  • 1879:James Henry/Henry A. Jacobson
  • 1878:James Henry/J. Max Hark/Henry A. Jacobson/A. A. Reinke
  • 1877:James Henry/Henry A. Jacobson/John W. Jordan/Henry A. Jacobson
  • 1876:James Henry/Henry A. Jacobson/Henry A. Jacobson/John W. Jordan/William Henry Rice
  • 1875:James Henry/Henry A. Jacobson/John W. Jordan
  • 1874:James Henry/Henry A. Jacobson/William C. Reichel
  • 1873:James Henry/Henry A. Jacobson
  • 1872:James Henry
  • 1871:William C. Reichel
  • 1870:(No speaker)
  • 1869:Eugene Leibert/Edmund de Schweinitz
  • 1868:James Henry/Louis R. Huebener/John C. Brickenstein
  • 1867:James Henry
  • 1866:(No speaker)
  • 1865:James Henry/John C. Brickenstein
  • 1864:John C. Brickenstein/Edmund de Schweinitz
  • 1863:John C. Brickenstein/Edmund de Schweinitz/C. F. Kluge
  • 1862:John C. Brickenstein
  • 1861:James Henry/John C. Brickenstein
  • 1860:James Henry
  • 1859:(No speaker)
  • 1858:James Henry

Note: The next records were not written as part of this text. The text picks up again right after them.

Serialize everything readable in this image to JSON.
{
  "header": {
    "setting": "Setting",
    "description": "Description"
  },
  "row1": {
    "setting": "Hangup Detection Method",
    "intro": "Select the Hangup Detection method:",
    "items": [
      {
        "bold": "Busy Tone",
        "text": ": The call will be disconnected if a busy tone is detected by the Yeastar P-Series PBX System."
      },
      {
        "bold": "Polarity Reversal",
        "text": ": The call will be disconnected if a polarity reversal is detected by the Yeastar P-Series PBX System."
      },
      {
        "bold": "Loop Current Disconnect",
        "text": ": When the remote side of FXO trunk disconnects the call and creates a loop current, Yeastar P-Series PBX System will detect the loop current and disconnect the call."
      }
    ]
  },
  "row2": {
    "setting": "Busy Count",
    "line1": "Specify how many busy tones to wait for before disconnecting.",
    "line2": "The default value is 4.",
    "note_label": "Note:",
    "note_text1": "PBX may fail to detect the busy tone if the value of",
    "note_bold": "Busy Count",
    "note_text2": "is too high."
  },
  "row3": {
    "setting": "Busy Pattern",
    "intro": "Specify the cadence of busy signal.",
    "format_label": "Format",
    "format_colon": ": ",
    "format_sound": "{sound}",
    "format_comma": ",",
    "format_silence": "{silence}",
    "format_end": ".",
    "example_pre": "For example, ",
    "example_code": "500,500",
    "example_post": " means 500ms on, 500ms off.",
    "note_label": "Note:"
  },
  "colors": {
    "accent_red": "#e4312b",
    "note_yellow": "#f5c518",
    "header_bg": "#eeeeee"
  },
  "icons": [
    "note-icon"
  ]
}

  1. ^ a b c d e f g "Welcome to Moravian Historical Society, Your family's place to discover history". Retrieved 2016-07-21.
  2. ^ "The Moravian Historical Society: its Organization and Aims". Transactions of the Moravian Historical Society. 1. 1876.
  3. ^ "National Register of Historic Places Inventory-Nomination Form" (PDF). United States Department of the Interior Heritage Conservation and Recreation Service. May 1, 1980. Retrieved July 7, 2016.
  4. ^ "Nazareth Historical Marker". Explore PA History. Historical Marker. 2011. Retrieved July 21, 2016.
  5. ^ a b Schattschneider, A. W.; Franks, A. H. (2009). Through 500 Years and Beyond. Bethlehem, PA: The Moravian Church in North America. p. 80.
  6. ^ a b Call, The Morning. "Check out what archaeologists uncover in Nazareth". Retrieved 2016-07-21.
  7. ^ "Full text of "DEDICATION OF THE MONUMENT AT MENIOLAGOMEKA, OCTOBER 22, 1901"". Retrieved 2016-07-21.
  8. ^ "DEDICATION OF THE MONUMENT AT WECHQUETANK". Transactions of the Moravian Historical Society. 8 (1): 1–5. 1907-01-01. JSTOR 41179641.
  9. ^ a b Murtagh, W. J. (1967). Moravian Architecture and Town Planning. Chapel Hill, NC: University of North Carolina Press. pp. 95–100.
  10. ^ a b "Full text of "A memorial of the dedication of monuments erected by the Moravian Historical Society, to mark the sites of ancient missionary stations in New York and Connecticut"". Retrieved 2016-07-21.
  11. ^ "Find A Grave: Dansbury Cemetery". Retrieved 2016-07-21.
  12. ^ "The History of Bradford County PA, H. C. Bradsby 1891 - Wyalusing Township". Retrieved 2016-07-21.